Our 7th floor room offered pretty great views of the Pudong Skyline. I have to find the pictures and add them here, but I mixed them up (I took most pictures with my phone and mixed them up when opening them in my computer. Sorry!) I’ll start with one of my favorite activities of the week. Granted, Shanghai is not the place to come for a taste of ancient China, but I think Shanghai still has historical significance. What better place to witness the rise of China? Pudong itself (the eastern part of the Huangpu River) was nothing but rice paddies in 1990. Seeing how this place develops is just mind-blowing. It’s history in the making, and I feel very fortunate to witness it. Not to mention Shanghai showcases great examples of modern architecture (IFC tower, aka The Bottle Opener, anyone?). The activity I’m referring to is the Shanghai Urban Planning Exhibition Hall. Essentially it’s a museum of the city of Shanghai and it illustrates Shanghai’s history. Lots of pictures and replicas of certain areas of the city. It’s a great place to show how Shanghai’s privileged location and the different settlements and concessions the city went through have shaped it. Shanghai didn’t become the international and cosmopolitan city it is overnight. The Pearl of the Orient has always been a place where all are welcome. The unquestionable highlight of the Exhibition Hall is what you will see in the following pictures:

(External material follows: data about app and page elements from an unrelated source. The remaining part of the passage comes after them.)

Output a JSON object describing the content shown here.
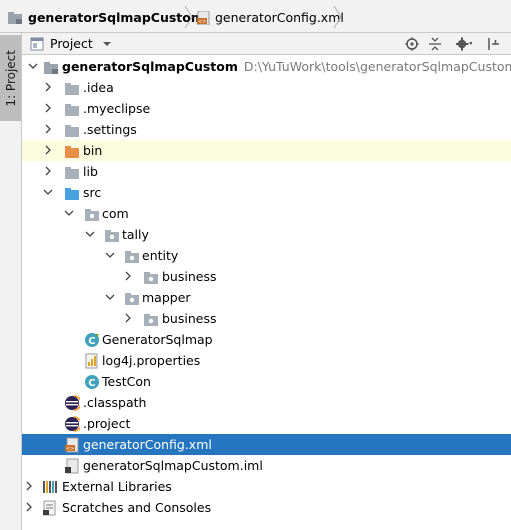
{
  "breadcrumb": {
    "project": "generatorSqlmapCustom",
    "file": "generatorConfig.xml"
  },
  "sidebar": {
    "tab_label": "1: Project"
  },
  "toolbar": {
    "view_label": "Project"
  },
  "tree": {
    "root": {
      "label": "generatorSqlmapCustom",
      "path": "D:\\YuTuWork\\tools\\generatorSqlmapCustom"
    },
    "idea": ".idea",
    "myeclipse": ".myeclipse",
    "settings": ".settings",
    "bin": "bin",
    "lib": "lib",
    "src": "src",
    "com": "com",
    "tally": "tally",
    "entity": "entity",
    "entity_business": "business",
    "mapper": "mapper",
    "mapper_business": "business",
    "generator_sqlmap": "GeneratorSqlmap",
    "log4j": "log4j.properties",
    "testcon": "TestCon",
    "classpath": ".classpath",
    "project": ".project",
    "generator_config": "generatorConfig.xml",
    "iml": "generatorSqlmapCustom.iml",
    "external_libraries": "External Libraries",
    "scratches": "Scratches and Consoles"
  }
}
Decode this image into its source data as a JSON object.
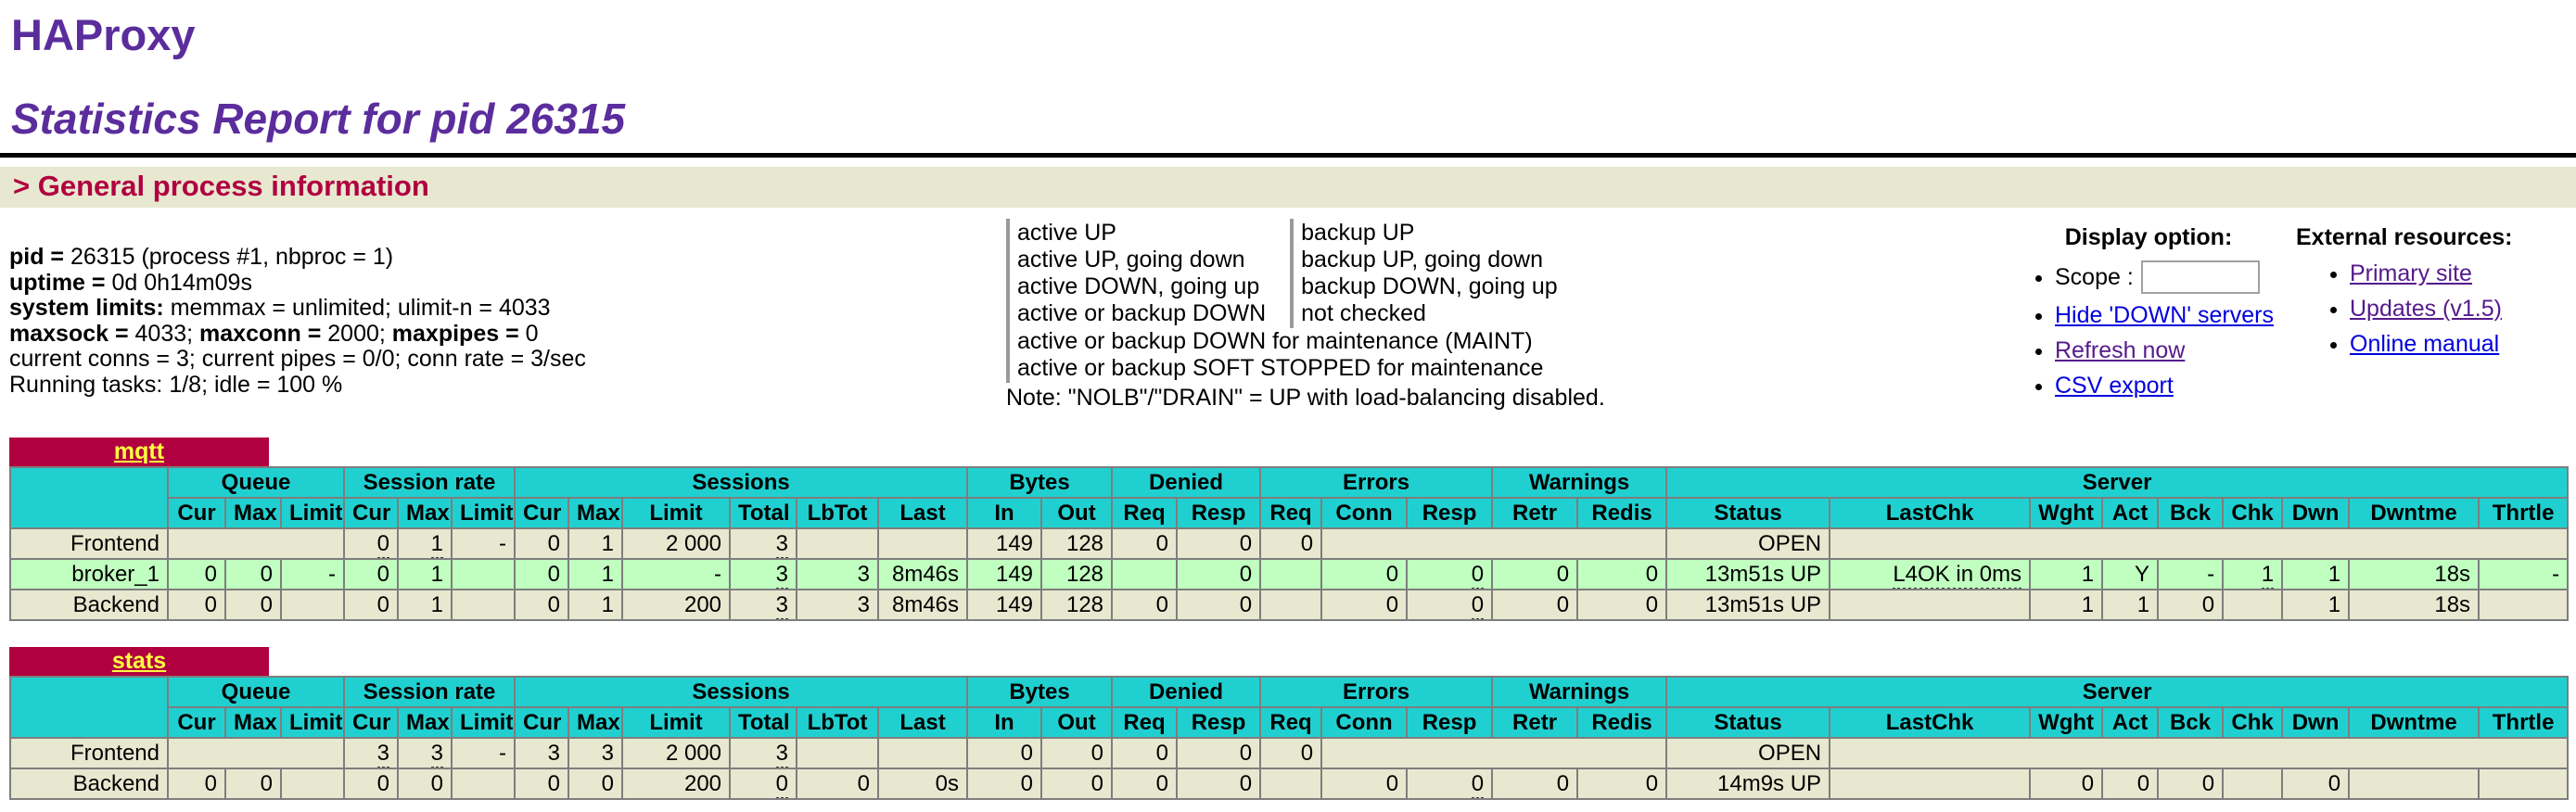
{
  "page": {
    "h1": "HAProxy",
    "h2": "Statistics Report for pid 26315",
    "section_title": "> General process information"
  },
  "colors": {
    "heading_purple": "#5b2d9c",
    "accent_crimson": "#b00040",
    "header_teal": "#20d0d0",
    "row_beige": "#e8e8d0",
    "row_active_up": "#c0ffc0",
    "proxy_title_yellow": "#ffff40"
  },
  "process_info": {
    "lines": [
      [
        {
          "t": "pid = ",
          "b": 1
        },
        {
          "t": "26315 (process #1, nbproc = 1)"
        }
      ],
      [
        {
          "t": "uptime = ",
          "b": 1
        },
        {
          "t": "0d 0h14m09s"
        }
      ],
      [
        {
          "t": "system limits: ",
          "b": 1
        },
        {
          "t": "memmax = unlimited; ulimit-n = 4033"
        }
      ],
      [
        {
          "t": "maxsock = ",
          "b": 1
        },
        {
          "t": "4033; "
        },
        {
          "t": "maxconn = ",
          "b": 1
        },
        {
          "t": "2000; "
        },
        {
          "t": "maxpipes = ",
          "b": 1
        },
        {
          "t": "0"
        }
      ],
      [
        {
          "t": "current conns = 3; current pipes = 0/0; conn rate = 3/sec"
        }
      ],
      [
        {
          "t": "Running tasks: 1/8; idle = 100 %"
        }
      ]
    ]
  },
  "legend": {
    "rows": [
      [
        {
          "label": "active UP",
          "color": "#c0ffc0"
        },
        {
          "label": "backup UP",
          "color": "#b0d0ff"
        }
      ],
      [
        {
          "label": "active UP, going down",
          "color": "#ffffa0"
        },
        {
          "label": "backup UP, going down",
          "color": "#c060ff"
        }
      ],
      [
        {
          "label": "active DOWN, going up",
          "color": "#ffd020"
        },
        {
          "label": "backup DOWN, going up",
          "color": "#ff80ff"
        }
      ],
      [
        {
          "label": "active or backup DOWN",
          "color": "#ff9090"
        },
        {
          "label": "not checked",
          "color": "#e0e0e0"
        }
      ],
      [
        {
          "label": "active or backup DOWN for maintenance (MAINT)",
          "color": "#c07820",
          "wide": true
        }
      ],
      [
        {
          "label": "active or backup SOFT STOPPED for maintenance",
          "color": "#20a0ff",
          "wide": true
        }
      ]
    ],
    "note": "Note: \"NOLB\"/\"DRAIN\" = UP with load-balancing disabled."
  },
  "display_options": {
    "title": "Display option:",
    "scope_label": "Scope :",
    "scope_value": "",
    "links": [
      {
        "label": "Hide 'DOWN' servers",
        "visited": false
      },
      {
        "label": "Refresh now",
        "visited": true
      },
      {
        "label": "CSV export",
        "visited": false
      }
    ]
  },
  "external_resources": {
    "title": "External resources:",
    "links": [
      {
        "label": "Primary site",
        "visited": true
      },
      {
        "label": "Updates (v1.5)",
        "visited": true
      },
      {
        "label": "Online manual",
        "visited": false
      }
    ]
  },
  "tables": [
    {
      "name": "mqtt",
      "groups": [
        {
          "label": "",
          "span": 1
        },
        {
          "label": "Queue",
          "span": 3
        },
        {
          "label": "Session rate",
          "span": 3
        },
        {
          "label": "Sessions",
          "span": 6
        },
        {
          "label": "Bytes",
          "span": 2
        },
        {
          "label": "Denied",
          "span": 2
        },
        {
          "label": "Errors",
          "span": 3
        },
        {
          "label": "Warnings",
          "span": 2
        },
        {
          "label": "Server",
          "span": 9
        }
      ],
      "columns": [
        "",
        "Cur",
        "Max",
        "Limit",
        "Cur",
        "Max",
        "Limit",
        "Cur",
        "Max",
        "Limit",
        "Total",
        "LbTot",
        "Last",
        "In",
        "Out",
        "Req",
        "Resp",
        "Req",
        "Conn",
        "Resp",
        "Retr",
        "Redis",
        "Status",
        "LastChk",
        "Wght",
        "Act",
        "Bck",
        "Chk",
        "Dwn",
        "Dwntme",
        "Thrtle"
      ],
      "rows": [
        {
          "type": "frontend",
          "cells": [
            {
              "t": "Frontend",
              "al": "c"
            },
            {
              "t": "",
              "span": 3
            },
            {
              "t": "0",
              "tip": true
            },
            {
              "t": "1",
              "tip": true
            },
            {
              "t": "-"
            },
            {
              "t": "0"
            },
            {
              "t": "1"
            },
            {
              "t": "2 000"
            },
            {
              "t": "3",
              "tip": true
            },
            {
              "t": ""
            },
            {
              "t": ""
            },
            {
              "t": "149"
            },
            {
              "t": "128"
            },
            {
              "t": "0"
            },
            {
              "t": "0"
            },
            {
              "t": "0"
            },
            {
              "t": "",
              "span": 4
            },
            {
              "t": "OPEN",
              "al": "c"
            },
            {
              "t": "",
              "span": 8
            }
          ]
        },
        {
          "type": "server-up",
          "cells": [
            {
              "t": "broker_1",
              "al": "c"
            },
            {
              "t": "0"
            },
            {
              "t": "0"
            },
            {
              "t": "-"
            },
            {
              "t": "0"
            },
            {
              "t": "1"
            },
            {
              "t": ""
            },
            {
              "t": "0"
            },
            {
              "t": "1"
            },
            {
              "t": "-"
            },
            {
              "t": "3",
              "tip": true
            },
            {
              "t": "3"
            },
            {
              "t": "8m46s"
            },
            {
              "t": "149"
            },
            {
              "t": "128"
            },
            {
              "t": ""
            },
            {
              "t": "0"
            },
            {
              "t": ""
            },
            {
              "t": "0"
            },
            {
              "t": "0",
              "tip": true
            },
            {
              "t": "0"
            },
            {
              "t": "0"
            },
            {
              "t": "13m51s UP",
              "al": "c"
            },
            {
              "t": "L4OK in 0ms",
              "al": "c",
              "tip": true
            },
            {
              "t": "1"
            },
            {
              "t": "Y",
              "al": "c"
            },
            {
              "t": "-",
              "al": "c"
            },
            {
              "t": "1",
              "tip": true
            },
            {
              "t": "1"
            },
            {
              "t": "18s"
            },
            {
              "t": "-",
              "al": "c"
            }
          ]
        },
        {
          "type": "backend",
          "cells": [
            {
              "t": "Backend",
              "al": "c"
            },
            {
              "t": "0"
            },
            {
              "t": "0"
            },
            {
              "t": ""
            },
            {
              "t": "0"
            },
            {
              "t": "1"
            },
            {
              "t": ""
            },
            {
              "t": "0"
            },
            {
              "t": "1"
            },
            {
              "t": "200"
            },
            {
              "t": "3",
              "tip": true
            },
            {
              "t": "3"
            },
            {
              "t": "8m46s"
            },
            {
              "t": "149"
            },
            {
              "t": "128"
            },
            {
              "t": "0"
            },
            {
              "t": "0"
            },
            {
              "t": ""
            },
            {
              "t": "0"
            },
            {
              "t": "0",
              "tip": true
            },
            {
              "t": "0"
            },
            {
              "t": "0"
            },
            {
              "t": "13m51s UP",
              "al": "c"
            },
            {
              "t": ""
            },
            {
              "t": "1"
            },
            {
              "t": "1"
            },
            {
              "t": "0"
            },
            {
              "t": ""
            },
            {
              "t": "1"
            },
            {
              "t": "18s"
            },
            {
              "t": ""
            }
          ]
        }
      ]
    },
    {
      "name": "stats",
      "groups": [
        {
          "label": "",
          "span": 1
        },
        {
          "label": "Queue",
          "span": 3
        },
        {
          "label": "Session rate",
          "span": 3
        },
        {
          "label": "Sessions",
          "span": 6
        },
        {
          "label": "Bytes",
          "span": 2
        },
        {
          "label": "Denied",
          "span": 2
        },
        {
          "label": "Errors",
          "span": 3
        },
        {
          "label": "Warnings",
          "span": 2
        },
        {
          "label": "Server",
          "span": 9
        }
      ],
      "columns": [
        "",
        "Cur",
        "Max",
        "Limit",
        "Cur",
        "Max",
        "Limit",
        "Cur",
        "Max",
        "Limit",
        "Total",
        "LbTot",
        "Last",
        "In",
        "Out",
        "Req",
        "Resp",
        "Req",
        "Conn",
        "Resp",
        "Retr",
        "Redis",
        "Status",
        "LastChk",
        "Wght",
        "Act",
        "Bck",
        "Chk",
        "Dwn",
        "Dwntme",
        "Thrtle"
      ],
      "rows": [
        {
          "type": "frontend",
          "cells": [
            {
              "t": "Frontend",
              "al": "c"
            },
            {
              "t": "",
              "span": 3
            },
            {
              "t": "3",
              "tip": true
            },
            {
              "t": "3",
              "tip": true
            },
            {
              "t": "-"
            },
            {
              "t": "3"
            },
            {
              "t": "3"
            },
            {
              "t": "2 000"
            },
            {
              "t": "3",
              "tip": true
            },
            {
              "t": ""
            },
            {
              "t": ""
            },
            {
              "t": "0"
            },
            {
              "t": "0"
            },
            {
              "t": "0"
            },
            {
              "t": "0"
            },
            {
              "t": "0"
            },
            {
              "t": "",
              "span": 4
            },
            {
              "t": "OPEN",
              "al": "c"
            },
            {
              "t": "",
              "span": 8
            }
          ]
        },
        {
          "type": "backend",
          "cells": [
            {
              "t": "Backend",
              "al": "c"
            },
            {
              "t": "0"
            },
            {
              "t": "0"
            },
            {
              "t": ""
            },
            {
              "t": "0"
            },
            {
              "t": "0"
            },
            {
              "t": ""
            },
            {
              "t": "0"
            },
            {
              "t": "0"
            },
            {
              "t": "200"
            },
            {
              "t": "0",
              "tip": true
            },
            {
              "t": "0"
            },
            {
              "t": "0s"
            },
            {
              "t": "0"
            },
            {
              "t": "0"
            },
            {
              "t": "0"
            },
            {
              "t": "0"
            },
            {
              "t": ""
            },
            {
              "t": "0"
            },
            {
              "t": "0",
              "tip": true
            },
            {
              "t": "0"
            },
            {
              "t": "0"
            },
            {
              "t": "14m9s UP",
              "al": "c"
            },
            {
              "t": ""
            },
            {
              "t": "0"
            },
            {
              "t": "0"
            },
            {
              "t": "0"
            },
            {
              "t": ""
            },
            {
              "t": "0"
            },
            {
              "t": ""
            },
            {
              "t": ""
            }
          ]
        }
      ]
    }
  ]
}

This is exactly what you think it is: a replica of Shanghai. Lights and everything on all the right skyscrapers. There are even areas that are not replicated there, like Kangqiao, or South Pudong, where we live…and where Disney is building their park. We already know the city is huge and packs a lot within it, but when you see it in visual form over one floor, it’s breathtaking. I will definitely go back there. On my next posts, more to come about our October break shenanigans.